(RAW DATA)

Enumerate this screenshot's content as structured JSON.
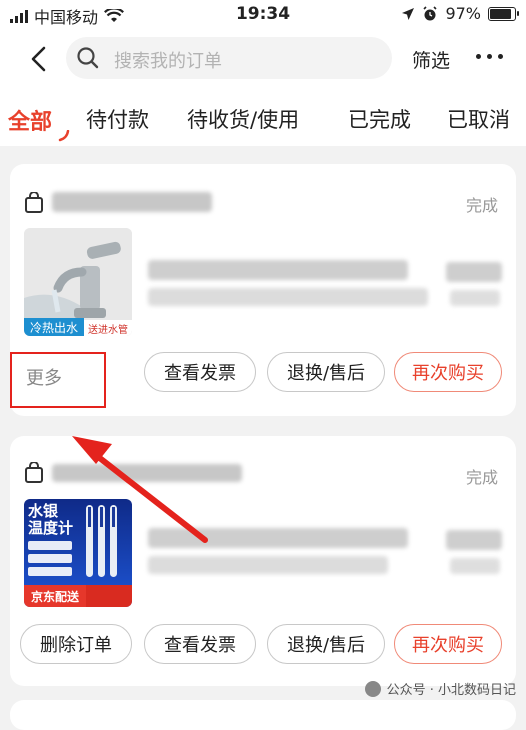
{
  "status_bar": {
    "carrier": "中国移动",
    "time": "19:34",
    "battery": "97%",
    "battery_level": 0.97
  },
  "header": {
    "search_placeholder": "搜索我的订单",
    "filter_label": "筛选"
  },
  "tabs": [
    {
      "label": "全部",
      "active": true
    },
    {
      "label": "待付款",
      "active": false
    },
    {
      "label": "待收货/使用",
      "active": false
    },
    {
      "label": "已完成",
      "active": false
    },
    {
      "label": "已取消",
      "active": false
    }
  ],
  "orders": [
    {
      "status": "完成",
      "image_tags": [
        "冷热出水",
        "送进水管"
      ],
      "more_label": "更多",
      "buttons": [
        "查看发票",
        "退换/售后",
        "再次购买"
      ]
    },
    {
      "status": "完成",
      "image_title": [
        "水银",
        "温度计"
      ],
      "image_bar": "京东配送",
      "buttons": [
        "删除订单",
        "查看发票",
        "退换/售后",
        "再次购买"
      ]
    }
  ],
  "watermark": "公众号 · 小北数码日记",
  "colors": {
    "accent": "#e8412c",
    "highlight": "#e4231d"
  }
}
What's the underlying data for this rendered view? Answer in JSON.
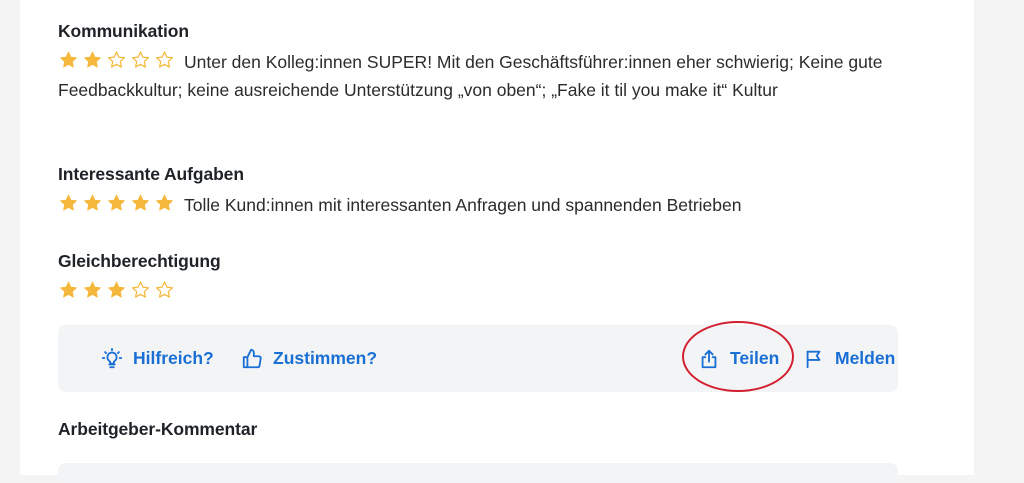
{
  "ratings": [
    {
      "title": "Kommunikation",
      "stars": 2,
      "max_stars": 5,
      "text": "Unter den Kolleg:innen SUPER! Mit den Geschäftsführer:innen eher schwierig; Keine gute Feedbackkultur; keine ausreichende Unterstützung „von oben“; „Fake it til you make it“ Kultur"
    },
    {
      "title": "Interessante Aufgaben",
      "stars": 5,
      "max_stars": 5,
      "text": "Tolle Kund:innen mit interessanten Anfragen und spannenden Betrieben"
    },
    {
      "title": "Gleichberechtigung",
      "stars": 3,
      "max_stars": 5,
      "text": ""
    }
  ],
  "actions": {
    "helpful_label": "Hilfreich?",
    "agree_label": "Zustimmen?",
    "share_label": "Teilen",
    "report_label": "Melden"
  },
  "employer_comment_heading": "Arbeitgeber-Kommentar",
  "colors": {
    "star_filled": "#f5b83d",
    "star_outline": "#f5b83d",
    "action_blue": "#1a6fd4",
    "highlight_red": "#d32030"
  }
}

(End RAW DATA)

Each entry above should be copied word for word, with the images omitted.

Enumerate this screenshot's content as structured JSON.
{
  "status_bar": {
    "carrier": "中国移动",
    "time": "19:34",
    "battery": "97%",
    "battery_level": 0.97
  },
  "header": {
    "search_placeholder": "搜索我的订单",
    "filter_label": "筛选"
  },
  "tabs": [
    {
      "label": "全部",
      "active": true
    },
    {
      "label": "待付款",
      "active": false
    },
    {
      "label": "待收货/使用",
      "active": false
    },
    {
      "label": "已完成",
      "active": false
    },
    {
      "label": "已取消",
      "active": false
    }
  ],
  "orders": [
    {
      "status": "完成",
      "image_tags": [
        "冷热出水",
        "送进水管"
      ],
      "more_label": "更多",
      "buttons": [
        "查看发票",
        "退换/售后",
        "再次购买"
      ]
    },
    {
      "status": "完成",
      "image_title": [
        "水银",
        "温度计"
      ],
      "image_bar": "京东配送",
      "buttons": [
        "删除订单",
        "查看发票",
        "退换/售后",
        "再次购买"
      ]
    }
  ],
  "watermark": "公众号 · 小北数码日记",
  "colors": {
    "accent": "#e8412c",
    "highlight": "#e4231d"
  }
}
What's the underlying data for this rendered view? Answer in JSON.
{
  "ratings": [
    {
      "title": "Kommunikation",
      "stars": 2,
      "max_stars": 5,
      "text": "Unter den Kolleg:innen SUPER! Mit den Geschäftsführer:innen eher schwierig; Keine gute Feedbackkultur; keine ausreichende Unterstützung „von oben“; „Fake it til you make it“ Kultur"
    },
    {
      "title": "Interessante Aufgaben",
      "stars": 5,
      "max_stars": 5,
      "text": "Tolle Kund:innen mit interessanten Anfragen und spannenden Betrieben"
    },
    {
      "title": "Gleichberechtigung",
      "stars": 3,
      "max_stars": 5,
      "text": ""
    }
  ],
  "actions": {
    "helpful_label": "Hilfreich?",
    "agree_label": "Zustimmen?",
    "share_label": "Teilen",
    "report_label": "Melden"
  },
  "employer_comment_heading": "Arbeitgeber-Kommentar",
  "colors": {
    "star_filled": "#f5b83d",
    "star_outline": "#f5b83d",
    "action_blue": "#1a6fd4",
    "highlight_red": "#d32030"
  }
}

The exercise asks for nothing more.